In response to this ongoing crisis, strategies are being formulated to increase radioisotope production in the United States. These plans include developing a way to produce Mo-99 and other radioisotopes not with a nuclear reactor, but rather with newly designed compact systems. Currently these strategies are in the planning stages, including at Kennewick, Washington-based Advanced Medical Isotope Corp. Should such plans work out, it may be possible to produce a wider variety of radioisotopes in addition to Mo-99, each with its own specific medical application.
One such radioisotope worth producing in greater amounts within the United States is actinium-225, whose daughter bismuth-213 is used for advanced research in therapy of leukemia and other cancers and also holds promise for treating human immunodeficiency virus (HIV). Additionally useful in cancer diagnosis and staging is carbon-11, which has been employed as a radiotracer in PET scans to study both normal and abnormal brain functions related to various drug addictions. It is also used to evaluate diseases such as Alzheimer’s. This past February, a research paper in the journal Archives of Neurology reported the use of carbon-11 PET scans to detect in vivo fibrillar beta amyloid in older adults.

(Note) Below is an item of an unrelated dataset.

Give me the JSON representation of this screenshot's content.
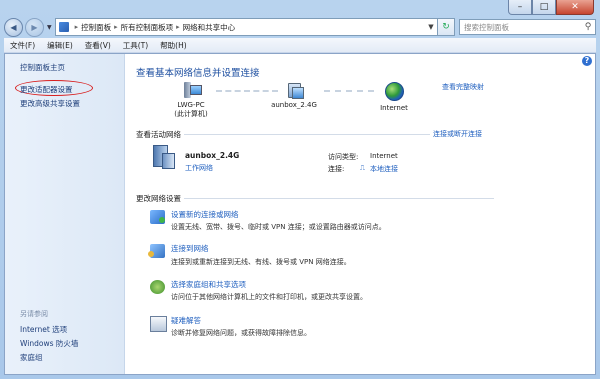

Further tools in the radioisotope toolbox include cobalt-57, which is used for gamma camera calibration, as a radiotracer in research, and as a source for X-ray fluorescence spectroscopy; and copper-64, which has been employed in PET scanning, planar imaging and single photon emission computed tomography (SPECT) imaging, as well as dosimetry studies, and cerebral and myocardial blood flow. It is also used in stem cell research and cancer treatments.
Fluorine-18 is the primary PET imaging isotope and is used for cancer detection, heart imaging and brain imaging. Last year, in a clinical trial at Johns Hopkins University, a PET agent built around fluorine-18 readily and safely distinguished the brains of Alzheimer’s disease patients from those of healthy volunteers. The study authors concluded in the June 2010 Journal of Nuclear Medicine that their agent could lead to better ways to distinguish Alzheimer’s from other types of dementia, track disease progression and develop new therapeutics to fight the memory-ravaging disease.

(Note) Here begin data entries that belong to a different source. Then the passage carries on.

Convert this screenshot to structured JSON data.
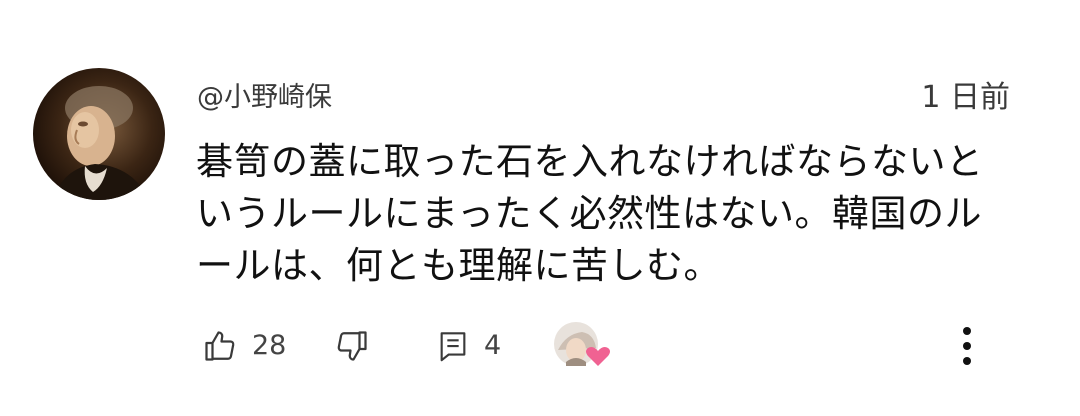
{
  "comment": {
    "author": "@小野崎保",
    "time": "1 日前",
    "body_lines": [
      "碁笥の蓋に取った石を入れなければならないと",
      "いうルールにまったく必然性はない。韓国のル",
      "ールは、何とも理解に苦しむ。"
    ],
    "likes": "28",
    "replies": "4"
  },
  "icons": {
    "like": "thumbs-up-icon",
    "dislike": "thumbs-down-icon",
    "reply": "comment-icon",
    "creator_heart": "creator-heart-icon",
    "more": "more-vertical-icon"
  },
  "colors": {
    "heart": "#f06292",
    "text": "#111111",
    "meta": "#3a3a3a"
  }
}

Other useful examples include germanium-68, which is being used for the study of thrombosis and atherosclerosis, PET imaging, the detection of pancreatic cancer and attenuation correction. Indium-111 is used for infection imaging, cancer treatments and tracer studies, while iodine-123 is used in brain, thyroid, kidney and myocardial imaging, cerebral blood flow and neurological disease. Its close relative, iodine-124, meanwhile, is a radiotracer used in PET imaging and to create images of the human thyroid. Its other treatment uses include apoptosis, cancer biotherapy, glioma, heart disease, mediastinal micrometastases and thyroid cancer.
Iodine-131 is useful in the diagnosis and treatment of thyroid disease, including cancer, while strontium-82 and its daughter rubidium-82 are used as a myocardial imaging agent for the early detection of coronary artery disease, PET imaging and blood flow tracers. Finally, as mentioned earlier, thallium-201 is used in clinical cardiology, heart imaging, myocardial perfusion studies and cellular dosimetry. And this abbreviated list barely does justice to the variety of potentially useful isotopes.
Editor’s Note: Jim Katzaroff is chairman and CEO of Kennewick, Washington-based Advanced Medical Isotope Corp. (www.isotopeworld.com). The company is engaged in the production and distribution of medical isotopes. He believes it is a moral imperative to provide an adequate supply of life-saving medical isotopes on American soil. He said doing so will save tens of millions of dollars for the healthcare market, and the lives that might ultimately be saved might make it a worthy endeavor. He can be reached at [email protected]